Media people rushed in. It was a photo op, a chance to get pictures and video of Dave and Yvette Bing in their hotel suite, waiting for election results. Cameras flashed, but nobody spoke. The Bings tried to appear comfortable under the TV lights.
The reporters took little notice of a third person on the couch: a man who goes by the name of Tap. That's it. Tap. Everybody around Bing knows him, but nobody seems to know his real name. All they know is that he is a friend of the mayor's.
After a few minutes the media was whisked out. Everybody in the room busted out laughing. Tap! You could have gotten up! Tap said it was no big deal. He knew he wouldn't end up on TV or in the newspaper. Guys like Tap, they always get cropped out of the picture.
Why did Dave Bing run for mayor of Detroit? Cassaundra says simply, "He felt he had to." A year ago, as former mayor Kwame Kilpatrick's administration collapsed in a surreal conflagration of corruption, Bing and some friends talked about who could lead the city. "You're the only guy who can do it," the friends told him.
"When you [put it] like that," Beckham says, "it's hard for him to argue against it."
Bing had to move into Detroit to try to save it. Until recently he lived in a gated community in suburban Franklin, a village of three-car garages and vast manicured lawns. Now he lives on the riverfront of the poster town for the national recession. You almost expect to see a sign at the city limits: WELCOME TO DETROIT, THE MOST DOWNTRODDEN BIG CITY IN AMERICA.
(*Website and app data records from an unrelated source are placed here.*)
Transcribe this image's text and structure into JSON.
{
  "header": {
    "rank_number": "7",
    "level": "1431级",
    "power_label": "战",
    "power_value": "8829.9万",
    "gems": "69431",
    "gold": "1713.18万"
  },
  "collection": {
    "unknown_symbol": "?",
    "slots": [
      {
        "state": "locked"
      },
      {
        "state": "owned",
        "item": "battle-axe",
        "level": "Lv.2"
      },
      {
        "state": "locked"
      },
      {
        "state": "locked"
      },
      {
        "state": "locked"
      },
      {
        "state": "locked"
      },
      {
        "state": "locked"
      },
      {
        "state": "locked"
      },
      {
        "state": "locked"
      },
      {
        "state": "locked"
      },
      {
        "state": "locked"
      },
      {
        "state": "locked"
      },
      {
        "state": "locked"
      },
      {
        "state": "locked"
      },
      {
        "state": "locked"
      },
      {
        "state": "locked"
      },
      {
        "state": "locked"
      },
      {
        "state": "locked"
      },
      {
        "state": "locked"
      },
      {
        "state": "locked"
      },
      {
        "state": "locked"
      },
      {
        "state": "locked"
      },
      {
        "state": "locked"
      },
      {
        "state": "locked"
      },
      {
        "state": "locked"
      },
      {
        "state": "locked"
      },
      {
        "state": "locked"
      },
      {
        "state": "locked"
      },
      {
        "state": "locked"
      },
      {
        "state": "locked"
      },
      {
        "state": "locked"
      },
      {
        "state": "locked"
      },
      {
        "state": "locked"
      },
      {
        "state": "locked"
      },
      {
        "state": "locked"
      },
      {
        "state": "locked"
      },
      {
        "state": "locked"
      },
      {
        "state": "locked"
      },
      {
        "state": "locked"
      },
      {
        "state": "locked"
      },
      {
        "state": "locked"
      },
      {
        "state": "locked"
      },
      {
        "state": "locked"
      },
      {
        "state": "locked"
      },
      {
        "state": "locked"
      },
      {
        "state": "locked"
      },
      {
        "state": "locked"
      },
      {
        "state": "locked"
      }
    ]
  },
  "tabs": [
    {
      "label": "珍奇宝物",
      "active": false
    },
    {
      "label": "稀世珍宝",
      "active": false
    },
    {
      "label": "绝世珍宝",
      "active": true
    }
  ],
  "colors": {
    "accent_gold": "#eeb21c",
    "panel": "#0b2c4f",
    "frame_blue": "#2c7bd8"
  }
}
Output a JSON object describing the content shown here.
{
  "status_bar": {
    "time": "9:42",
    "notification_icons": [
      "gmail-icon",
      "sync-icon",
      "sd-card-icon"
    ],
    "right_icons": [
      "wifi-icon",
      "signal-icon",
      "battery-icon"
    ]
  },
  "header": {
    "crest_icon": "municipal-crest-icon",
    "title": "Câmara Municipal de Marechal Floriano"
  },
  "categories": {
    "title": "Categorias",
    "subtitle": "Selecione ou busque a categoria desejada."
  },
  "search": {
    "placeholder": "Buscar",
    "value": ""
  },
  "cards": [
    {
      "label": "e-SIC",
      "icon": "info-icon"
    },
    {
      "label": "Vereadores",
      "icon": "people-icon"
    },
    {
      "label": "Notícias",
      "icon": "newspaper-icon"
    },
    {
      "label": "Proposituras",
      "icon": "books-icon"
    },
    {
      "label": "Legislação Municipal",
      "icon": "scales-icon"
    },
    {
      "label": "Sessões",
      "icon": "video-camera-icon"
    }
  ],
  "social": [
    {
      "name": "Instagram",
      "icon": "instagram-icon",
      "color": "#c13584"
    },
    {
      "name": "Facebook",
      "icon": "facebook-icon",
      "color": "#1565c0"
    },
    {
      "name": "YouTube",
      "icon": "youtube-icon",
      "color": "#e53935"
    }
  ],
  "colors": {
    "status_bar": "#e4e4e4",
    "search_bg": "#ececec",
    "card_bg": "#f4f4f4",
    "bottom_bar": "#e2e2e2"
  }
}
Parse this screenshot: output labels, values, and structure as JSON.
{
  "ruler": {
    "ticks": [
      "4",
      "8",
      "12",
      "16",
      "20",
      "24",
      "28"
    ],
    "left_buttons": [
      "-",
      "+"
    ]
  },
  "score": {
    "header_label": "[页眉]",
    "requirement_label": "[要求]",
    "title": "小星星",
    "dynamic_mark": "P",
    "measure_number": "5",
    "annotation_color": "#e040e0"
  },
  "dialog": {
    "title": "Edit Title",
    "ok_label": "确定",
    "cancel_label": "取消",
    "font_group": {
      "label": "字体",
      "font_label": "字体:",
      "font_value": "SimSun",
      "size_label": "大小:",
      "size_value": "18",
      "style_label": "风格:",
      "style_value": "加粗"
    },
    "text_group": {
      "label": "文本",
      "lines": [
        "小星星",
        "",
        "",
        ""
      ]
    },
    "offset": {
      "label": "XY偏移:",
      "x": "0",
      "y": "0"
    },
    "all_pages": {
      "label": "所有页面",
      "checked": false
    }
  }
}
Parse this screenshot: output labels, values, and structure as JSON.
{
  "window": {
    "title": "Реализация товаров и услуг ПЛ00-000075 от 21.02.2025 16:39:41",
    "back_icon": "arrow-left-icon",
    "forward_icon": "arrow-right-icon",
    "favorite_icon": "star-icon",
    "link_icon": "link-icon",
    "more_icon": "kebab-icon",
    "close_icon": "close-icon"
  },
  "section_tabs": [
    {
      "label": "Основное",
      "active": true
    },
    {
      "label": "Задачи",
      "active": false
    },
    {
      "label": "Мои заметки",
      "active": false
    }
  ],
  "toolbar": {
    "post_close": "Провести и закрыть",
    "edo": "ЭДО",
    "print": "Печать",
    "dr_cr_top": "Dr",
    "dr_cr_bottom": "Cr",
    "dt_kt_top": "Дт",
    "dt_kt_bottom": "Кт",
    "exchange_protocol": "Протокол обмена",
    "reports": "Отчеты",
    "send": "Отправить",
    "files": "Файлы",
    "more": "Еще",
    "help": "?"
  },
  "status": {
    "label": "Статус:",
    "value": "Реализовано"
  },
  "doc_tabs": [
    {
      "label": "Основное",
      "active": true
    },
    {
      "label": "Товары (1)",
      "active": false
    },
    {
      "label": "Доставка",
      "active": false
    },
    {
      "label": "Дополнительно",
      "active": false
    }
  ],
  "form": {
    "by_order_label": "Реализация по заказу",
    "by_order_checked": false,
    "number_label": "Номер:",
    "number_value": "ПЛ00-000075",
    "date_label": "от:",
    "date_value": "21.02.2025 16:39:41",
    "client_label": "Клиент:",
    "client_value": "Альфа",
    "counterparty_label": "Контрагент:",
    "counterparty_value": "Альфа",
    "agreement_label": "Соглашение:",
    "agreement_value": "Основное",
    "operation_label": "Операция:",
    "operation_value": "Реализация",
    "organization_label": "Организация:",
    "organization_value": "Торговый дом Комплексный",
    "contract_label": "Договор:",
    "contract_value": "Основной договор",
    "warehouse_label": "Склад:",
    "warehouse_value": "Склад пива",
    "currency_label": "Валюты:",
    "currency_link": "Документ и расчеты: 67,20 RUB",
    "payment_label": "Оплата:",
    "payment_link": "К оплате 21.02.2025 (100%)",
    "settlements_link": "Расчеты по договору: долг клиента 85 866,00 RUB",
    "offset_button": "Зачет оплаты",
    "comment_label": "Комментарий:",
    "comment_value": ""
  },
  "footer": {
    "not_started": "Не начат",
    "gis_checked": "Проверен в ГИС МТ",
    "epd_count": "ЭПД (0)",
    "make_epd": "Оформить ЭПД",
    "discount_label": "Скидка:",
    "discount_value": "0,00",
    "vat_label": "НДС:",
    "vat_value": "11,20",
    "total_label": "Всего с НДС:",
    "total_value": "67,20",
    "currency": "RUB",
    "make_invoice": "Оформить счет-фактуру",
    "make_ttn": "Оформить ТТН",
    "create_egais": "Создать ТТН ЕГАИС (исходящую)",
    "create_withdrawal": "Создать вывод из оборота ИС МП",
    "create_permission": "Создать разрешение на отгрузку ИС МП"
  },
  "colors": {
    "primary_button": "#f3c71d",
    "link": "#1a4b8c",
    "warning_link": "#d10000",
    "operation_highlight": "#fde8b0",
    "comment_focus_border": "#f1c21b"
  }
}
Yes, people know Detroit is in bad shape ... but what do they really know? Do they know that the graduation rate for African-Americans in the Detroit Public School district is 20%? Do they know that the unemployment rate in the city was recently measured at 27%—and that by some estimates the actual number may be 20 to 25 percentage points higher? Do they know that the turnout in the May 5 special election to replace Kilpatrick, in which Bing first won the mayoralty, was only 15%?
Then there is the city's deficit, estimated to be approximately $325 million. And the city's median income, which in 2008 was $28,730—the lowest of any major city in the country.
Are you having fun yet, Mr. Mayor?